Welcome to my personal (social) news

A few weeks ago I installed Flipboard on my iPad. Since then, I’ve pulled it up on a daily basis, using it to check out Twitter in particular – only in a much nicer and richer version, than the endless streams of oneliners and links floating through my regular Tweetdeck, Twettelator and what have I of traditional twitter-clients.

Here’s why:

Instead of small textonly bites of info, Flipboard follows links in tweets and take the pictures and text of those pages pages and displays them beutifully on my iPad-screen. While text-only tweets are displayed as quotations (like the Anders Høgh Nissen piece on the above screenshot). Tabbing the screen with my finger brings up a larger version of the story, with links to the original web-version. Swiping the screen turns the pages in the “social magazine”. In this way, Flipboard actually makes what looks like a cool iPad-personal newspaper. (You can integrate more than your Twitter-account to Flipboard. Your Facebook, eg).

I actually use Flipboard – and have been doing so in a month time as we speak. And it works.

It’s not entirely clear to me how Flipboard prioritizes. From a start it was in (reverse) chronological order – just like your twitter-stream. But if Flipboard wants to be a newspaper, it’ll have to do more than that. On a newspaper, I expect the most important things to be displayed most prominently on the frontpage. Not the most recent ones with links to the largest picture.

Just today I stumbled across a web-service, which does kind of the same. Paper.li. This is what it looks like (the screenshot is taken only a minute of two prior to the Flipboard-one above):

I haven’t really tried to use paper.li yet, so I should probably refrain from commenting to much. (I must admit,  however, that I like the Flipboard version much better from the first look). And although it looks different, it does the exact same thing as flipboard.

Both Flipboard and Paper.li points in the exact same direction.  And it’s a direction, that yet again poses threaths to traditional news outlets. A direction spearheaded years ago by Google news. Smart aggregation of news, made up all for you by a clever machine. Only this time the news are Social – and much more personal.

Comments

  1. It seems from Mads Kristensens comments to me over at his own blog, that I might not have made myself perfectly clear. While I’m sure busy talking about “the personalized newsstream as defined by algorithms” I don’t think they’ll do it alone. Algorithms, twitter and the world wide web in combination does an impressive job in e.g. the Flipboard-case, but it misses something out. As I point out above, “if Flipboard wants to be a newspaper, it’ll have to do more than that. On a newspaper, I expect the most important things to be displayed most prominently on the frontpage. Not the most recent ones with links to the largest picture.” The prioritization implied, will probably involve human beings, journalists and – in particular – editors.
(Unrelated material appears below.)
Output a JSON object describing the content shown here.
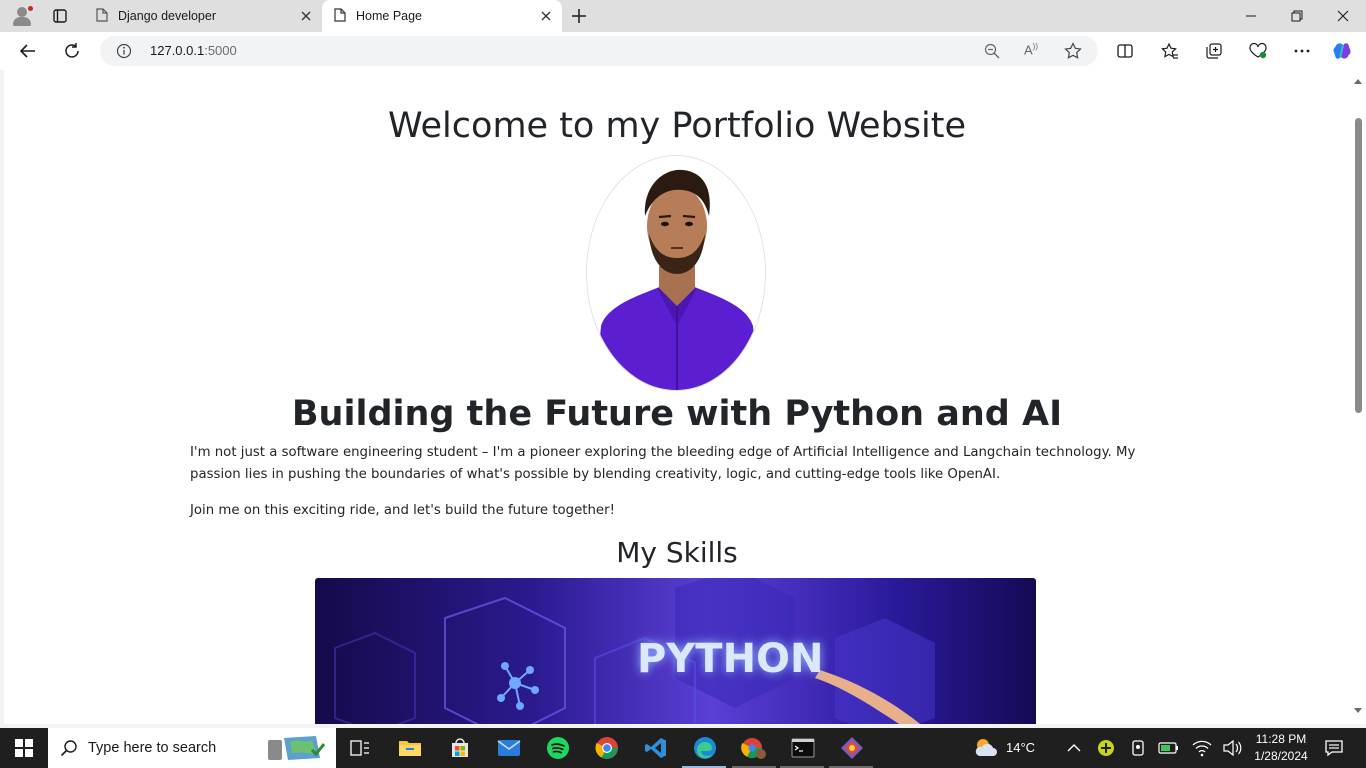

    The primary reason for the need for human beings is, I think, the shortsightedness of “the wisdom of the crowd”, on which the algoritms operate. Firstly, the crowd’s always on the move; the important stuff stays – or travels in a much slower pace. Therefor human editors are needed. They simply outbeat algorithms, when it comes to assessing the importance of stories over time. Secondly the crowd’s unreliable, when it comes to digging. Sometimes it’s extremely good at keeping the grip, revealing inconvenient truths, despite attempts to hide it away. But you can’t rely on it. Because the crowd’s a bunch of volunteers. And volunteers don’t cover all fields – and they have days off.